**Data provided:**
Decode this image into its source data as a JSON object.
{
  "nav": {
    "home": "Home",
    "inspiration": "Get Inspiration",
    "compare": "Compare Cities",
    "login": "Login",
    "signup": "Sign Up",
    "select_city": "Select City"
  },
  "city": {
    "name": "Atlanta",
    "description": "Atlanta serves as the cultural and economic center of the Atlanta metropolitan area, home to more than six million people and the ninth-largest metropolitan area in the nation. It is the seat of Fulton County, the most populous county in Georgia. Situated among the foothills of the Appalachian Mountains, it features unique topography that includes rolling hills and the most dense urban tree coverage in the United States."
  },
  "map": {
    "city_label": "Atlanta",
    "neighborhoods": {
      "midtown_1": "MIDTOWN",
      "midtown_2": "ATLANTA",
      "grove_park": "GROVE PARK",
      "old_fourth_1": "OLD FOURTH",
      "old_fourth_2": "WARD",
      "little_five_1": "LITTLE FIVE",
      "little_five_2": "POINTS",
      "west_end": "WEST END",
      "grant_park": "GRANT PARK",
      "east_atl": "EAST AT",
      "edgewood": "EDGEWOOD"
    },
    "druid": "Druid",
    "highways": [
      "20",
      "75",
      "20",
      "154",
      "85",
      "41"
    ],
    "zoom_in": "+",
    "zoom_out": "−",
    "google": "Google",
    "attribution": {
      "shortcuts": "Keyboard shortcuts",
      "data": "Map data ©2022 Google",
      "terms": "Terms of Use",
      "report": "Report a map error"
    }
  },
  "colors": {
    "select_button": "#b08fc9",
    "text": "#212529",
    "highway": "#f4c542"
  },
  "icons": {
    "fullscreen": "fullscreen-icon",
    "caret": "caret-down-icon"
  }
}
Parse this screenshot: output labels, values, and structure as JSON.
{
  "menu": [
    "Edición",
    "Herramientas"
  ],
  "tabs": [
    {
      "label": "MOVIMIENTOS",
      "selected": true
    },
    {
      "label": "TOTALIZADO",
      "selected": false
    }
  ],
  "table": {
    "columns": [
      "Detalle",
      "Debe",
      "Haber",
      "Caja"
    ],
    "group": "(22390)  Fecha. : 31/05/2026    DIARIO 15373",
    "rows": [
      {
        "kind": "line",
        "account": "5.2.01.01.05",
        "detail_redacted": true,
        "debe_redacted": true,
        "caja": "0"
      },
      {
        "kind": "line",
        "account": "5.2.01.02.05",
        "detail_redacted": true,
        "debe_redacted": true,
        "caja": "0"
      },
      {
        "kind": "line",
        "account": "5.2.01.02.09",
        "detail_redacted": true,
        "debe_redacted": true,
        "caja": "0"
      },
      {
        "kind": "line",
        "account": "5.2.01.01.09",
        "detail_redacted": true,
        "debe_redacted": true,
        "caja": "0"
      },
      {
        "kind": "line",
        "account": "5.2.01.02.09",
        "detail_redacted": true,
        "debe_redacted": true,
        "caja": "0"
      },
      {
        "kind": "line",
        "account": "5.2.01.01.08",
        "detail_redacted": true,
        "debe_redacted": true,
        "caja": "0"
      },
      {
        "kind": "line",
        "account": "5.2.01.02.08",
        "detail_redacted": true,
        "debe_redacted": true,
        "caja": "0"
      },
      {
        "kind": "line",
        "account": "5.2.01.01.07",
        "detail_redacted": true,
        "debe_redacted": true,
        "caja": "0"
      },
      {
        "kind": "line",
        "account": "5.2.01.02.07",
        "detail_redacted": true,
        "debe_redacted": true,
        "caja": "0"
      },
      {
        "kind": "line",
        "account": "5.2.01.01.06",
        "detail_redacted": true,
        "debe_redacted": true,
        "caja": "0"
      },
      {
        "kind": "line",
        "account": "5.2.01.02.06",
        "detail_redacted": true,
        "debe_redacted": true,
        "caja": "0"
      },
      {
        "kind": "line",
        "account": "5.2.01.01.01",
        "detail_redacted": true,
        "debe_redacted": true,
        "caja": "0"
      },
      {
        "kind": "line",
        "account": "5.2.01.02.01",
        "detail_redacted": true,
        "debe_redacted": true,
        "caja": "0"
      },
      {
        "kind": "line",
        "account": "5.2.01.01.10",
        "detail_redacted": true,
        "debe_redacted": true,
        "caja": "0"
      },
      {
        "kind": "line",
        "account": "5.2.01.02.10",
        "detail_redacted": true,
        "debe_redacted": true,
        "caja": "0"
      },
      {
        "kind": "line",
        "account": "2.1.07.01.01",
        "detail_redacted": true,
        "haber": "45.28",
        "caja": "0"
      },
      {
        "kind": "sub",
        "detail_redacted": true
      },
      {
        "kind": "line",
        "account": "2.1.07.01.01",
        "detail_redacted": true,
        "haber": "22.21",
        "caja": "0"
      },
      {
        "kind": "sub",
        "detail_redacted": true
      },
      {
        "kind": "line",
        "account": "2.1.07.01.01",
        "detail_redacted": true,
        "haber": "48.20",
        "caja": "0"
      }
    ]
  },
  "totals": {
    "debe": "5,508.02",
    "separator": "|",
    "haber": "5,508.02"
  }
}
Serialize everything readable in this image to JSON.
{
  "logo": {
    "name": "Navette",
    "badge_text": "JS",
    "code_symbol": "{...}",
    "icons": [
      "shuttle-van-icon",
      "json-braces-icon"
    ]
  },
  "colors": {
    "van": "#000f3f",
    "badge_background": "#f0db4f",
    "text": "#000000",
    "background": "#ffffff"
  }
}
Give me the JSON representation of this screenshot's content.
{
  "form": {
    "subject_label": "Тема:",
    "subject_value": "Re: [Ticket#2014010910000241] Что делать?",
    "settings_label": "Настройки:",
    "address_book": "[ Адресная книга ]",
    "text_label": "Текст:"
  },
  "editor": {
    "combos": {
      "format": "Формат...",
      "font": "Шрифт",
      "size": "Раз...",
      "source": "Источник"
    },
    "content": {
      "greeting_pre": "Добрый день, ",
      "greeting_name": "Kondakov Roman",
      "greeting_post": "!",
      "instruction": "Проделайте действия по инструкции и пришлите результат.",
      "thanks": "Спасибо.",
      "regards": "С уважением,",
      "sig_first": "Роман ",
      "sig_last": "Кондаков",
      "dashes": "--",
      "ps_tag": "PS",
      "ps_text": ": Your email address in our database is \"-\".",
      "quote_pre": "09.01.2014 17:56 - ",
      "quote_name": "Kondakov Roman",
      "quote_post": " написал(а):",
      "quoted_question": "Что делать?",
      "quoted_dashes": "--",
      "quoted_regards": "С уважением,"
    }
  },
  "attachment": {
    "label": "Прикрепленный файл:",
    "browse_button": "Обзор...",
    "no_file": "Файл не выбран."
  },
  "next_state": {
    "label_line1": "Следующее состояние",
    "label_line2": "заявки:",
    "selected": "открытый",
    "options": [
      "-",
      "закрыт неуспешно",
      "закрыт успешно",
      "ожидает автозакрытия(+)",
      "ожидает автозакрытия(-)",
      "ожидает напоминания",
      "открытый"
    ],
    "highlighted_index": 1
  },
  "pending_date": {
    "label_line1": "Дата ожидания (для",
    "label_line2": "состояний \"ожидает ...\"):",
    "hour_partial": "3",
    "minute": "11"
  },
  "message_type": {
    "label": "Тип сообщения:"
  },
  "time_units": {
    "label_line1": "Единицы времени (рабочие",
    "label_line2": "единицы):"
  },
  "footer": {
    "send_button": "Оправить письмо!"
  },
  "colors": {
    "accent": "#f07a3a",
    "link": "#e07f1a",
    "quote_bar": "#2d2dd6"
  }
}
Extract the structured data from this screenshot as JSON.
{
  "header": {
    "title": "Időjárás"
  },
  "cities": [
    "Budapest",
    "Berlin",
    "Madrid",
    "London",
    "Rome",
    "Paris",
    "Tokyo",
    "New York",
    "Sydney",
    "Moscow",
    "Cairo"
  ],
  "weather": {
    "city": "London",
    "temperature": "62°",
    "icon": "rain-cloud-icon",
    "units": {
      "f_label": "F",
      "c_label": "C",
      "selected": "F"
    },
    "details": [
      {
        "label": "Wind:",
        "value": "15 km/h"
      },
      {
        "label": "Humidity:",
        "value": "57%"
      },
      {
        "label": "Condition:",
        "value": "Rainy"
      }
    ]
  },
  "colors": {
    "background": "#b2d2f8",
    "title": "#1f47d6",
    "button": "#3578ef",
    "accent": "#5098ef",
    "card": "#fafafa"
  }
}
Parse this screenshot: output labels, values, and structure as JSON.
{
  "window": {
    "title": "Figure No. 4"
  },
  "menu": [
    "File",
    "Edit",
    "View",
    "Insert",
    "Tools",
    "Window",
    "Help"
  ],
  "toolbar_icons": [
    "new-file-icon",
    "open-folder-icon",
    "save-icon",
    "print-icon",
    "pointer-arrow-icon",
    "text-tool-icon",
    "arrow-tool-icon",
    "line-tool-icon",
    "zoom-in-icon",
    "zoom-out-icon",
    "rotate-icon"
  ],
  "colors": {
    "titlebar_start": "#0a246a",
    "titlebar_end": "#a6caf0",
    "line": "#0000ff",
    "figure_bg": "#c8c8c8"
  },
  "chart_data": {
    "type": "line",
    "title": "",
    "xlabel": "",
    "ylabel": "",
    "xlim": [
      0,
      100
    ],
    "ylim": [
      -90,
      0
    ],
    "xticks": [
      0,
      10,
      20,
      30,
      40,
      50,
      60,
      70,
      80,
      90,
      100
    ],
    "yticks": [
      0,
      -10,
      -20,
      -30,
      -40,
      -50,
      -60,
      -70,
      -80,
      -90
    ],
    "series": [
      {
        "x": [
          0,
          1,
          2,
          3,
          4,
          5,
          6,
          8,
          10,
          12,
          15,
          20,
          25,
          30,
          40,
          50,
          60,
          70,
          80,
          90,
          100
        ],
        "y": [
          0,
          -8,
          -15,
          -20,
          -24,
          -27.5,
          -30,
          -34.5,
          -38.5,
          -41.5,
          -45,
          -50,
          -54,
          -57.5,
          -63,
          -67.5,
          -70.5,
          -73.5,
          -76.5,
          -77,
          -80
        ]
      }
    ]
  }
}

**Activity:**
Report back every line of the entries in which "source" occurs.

**Solved exercise:**
Decode this image into its source data as a JSON object.
      "source": "Источник"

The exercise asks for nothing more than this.